Material provided —

┄┄┄┄┄┄┄┄┄┄┄┄┄┄┄┄┄┄┄┄

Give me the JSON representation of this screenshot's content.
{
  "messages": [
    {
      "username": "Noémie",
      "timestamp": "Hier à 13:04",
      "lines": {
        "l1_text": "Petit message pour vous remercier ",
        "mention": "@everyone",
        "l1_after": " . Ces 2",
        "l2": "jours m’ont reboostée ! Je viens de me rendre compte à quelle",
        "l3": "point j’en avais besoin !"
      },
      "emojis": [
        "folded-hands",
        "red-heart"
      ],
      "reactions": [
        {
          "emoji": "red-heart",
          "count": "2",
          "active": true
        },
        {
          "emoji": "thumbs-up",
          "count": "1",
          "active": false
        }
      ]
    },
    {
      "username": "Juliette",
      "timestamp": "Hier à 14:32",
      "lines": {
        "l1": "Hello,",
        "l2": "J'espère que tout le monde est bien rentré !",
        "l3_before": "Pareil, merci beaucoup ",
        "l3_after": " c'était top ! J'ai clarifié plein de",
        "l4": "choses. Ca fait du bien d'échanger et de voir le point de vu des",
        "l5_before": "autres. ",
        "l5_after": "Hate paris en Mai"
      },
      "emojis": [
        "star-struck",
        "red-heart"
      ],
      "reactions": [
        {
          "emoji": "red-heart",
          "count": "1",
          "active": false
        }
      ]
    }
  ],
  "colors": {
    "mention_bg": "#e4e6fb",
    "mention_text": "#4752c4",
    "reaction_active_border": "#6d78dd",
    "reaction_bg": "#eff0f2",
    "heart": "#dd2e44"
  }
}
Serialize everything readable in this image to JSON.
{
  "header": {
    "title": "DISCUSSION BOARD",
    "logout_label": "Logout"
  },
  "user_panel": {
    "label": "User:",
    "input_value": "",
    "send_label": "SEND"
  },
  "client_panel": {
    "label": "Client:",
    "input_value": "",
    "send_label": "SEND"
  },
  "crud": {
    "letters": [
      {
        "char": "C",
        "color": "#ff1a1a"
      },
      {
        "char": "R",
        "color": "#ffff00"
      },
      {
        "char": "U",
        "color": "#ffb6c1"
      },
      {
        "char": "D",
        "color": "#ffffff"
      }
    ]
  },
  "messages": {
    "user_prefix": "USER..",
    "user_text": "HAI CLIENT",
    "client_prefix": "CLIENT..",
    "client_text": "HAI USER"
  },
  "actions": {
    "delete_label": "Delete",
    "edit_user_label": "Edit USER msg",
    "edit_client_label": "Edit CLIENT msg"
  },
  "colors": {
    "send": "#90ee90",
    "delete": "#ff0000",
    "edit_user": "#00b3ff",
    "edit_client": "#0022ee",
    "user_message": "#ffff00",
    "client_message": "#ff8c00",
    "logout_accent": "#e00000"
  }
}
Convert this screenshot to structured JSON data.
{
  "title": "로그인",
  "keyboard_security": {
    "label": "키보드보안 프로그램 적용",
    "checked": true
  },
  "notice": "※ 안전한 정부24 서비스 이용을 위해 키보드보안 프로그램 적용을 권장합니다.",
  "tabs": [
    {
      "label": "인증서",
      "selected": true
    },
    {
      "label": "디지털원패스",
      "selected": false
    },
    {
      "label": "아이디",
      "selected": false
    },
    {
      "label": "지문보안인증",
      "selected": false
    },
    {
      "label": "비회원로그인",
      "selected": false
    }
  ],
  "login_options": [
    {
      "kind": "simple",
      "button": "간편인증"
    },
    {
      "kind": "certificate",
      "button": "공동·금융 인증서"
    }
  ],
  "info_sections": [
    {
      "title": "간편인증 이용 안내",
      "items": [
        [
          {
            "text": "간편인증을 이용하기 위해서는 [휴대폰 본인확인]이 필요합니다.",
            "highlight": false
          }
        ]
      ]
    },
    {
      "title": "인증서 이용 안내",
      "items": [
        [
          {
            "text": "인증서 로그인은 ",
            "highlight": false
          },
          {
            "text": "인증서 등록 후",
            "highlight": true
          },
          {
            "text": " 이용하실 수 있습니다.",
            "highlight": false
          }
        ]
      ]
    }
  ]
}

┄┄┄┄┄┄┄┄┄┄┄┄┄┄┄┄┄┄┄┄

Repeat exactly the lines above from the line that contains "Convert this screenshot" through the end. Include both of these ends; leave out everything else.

Convert this screenshot to structured JSON data.
{
  "title": "로그인",
  "keyboard_security": {
    "label": "키보드보안 프로그램 적용",
    "checked": true
  },
  "notice": "※ 안전한 정부24 서비스 이용을 위해 키보드보안 프로그램 적용을 권장합니다.",
  "tabs": [
    {
      "label": "인증서",
      "selected": true
    },
    {
      "label": "디지털원패스",
      "selected": false
    },
    {
      "label": "아이디",
      "selected": false
    },
    {
      "label": "지문보안인증",
      "selected": false
    },
    {
      "label": "비회원로그인",
      "selected": false
    }
  ],
  "login_options": [
    {
      "kind": "simple",
      "button": "간편인증"
    },
    {
      "kind": "certificate",
      "button": "공동·금융 인증서"
    }
  ],
  "info_sections": [
    {
      "title": "간편인증 이용 안내",
      "items": [
        [
          {
            "text": "간편인증을 이용하기 위해서는 [휴대폰 본인확인]이 필요합니다.",
            "highlight": false
          }
        ]
      ]
    },
    {
      "title": "인증서 이용 안내",
      "items": [
        [
          {
            "text": "인증서 로그인은 ",
            "highlight": false
          },
          {
            "text": "인증서 등록 후",
            "highlight": true
          },
          {
            "text": " 이용하실 수 있습니다.",
            "highlight": false
          }
        ]
      ]
    }
  ]
}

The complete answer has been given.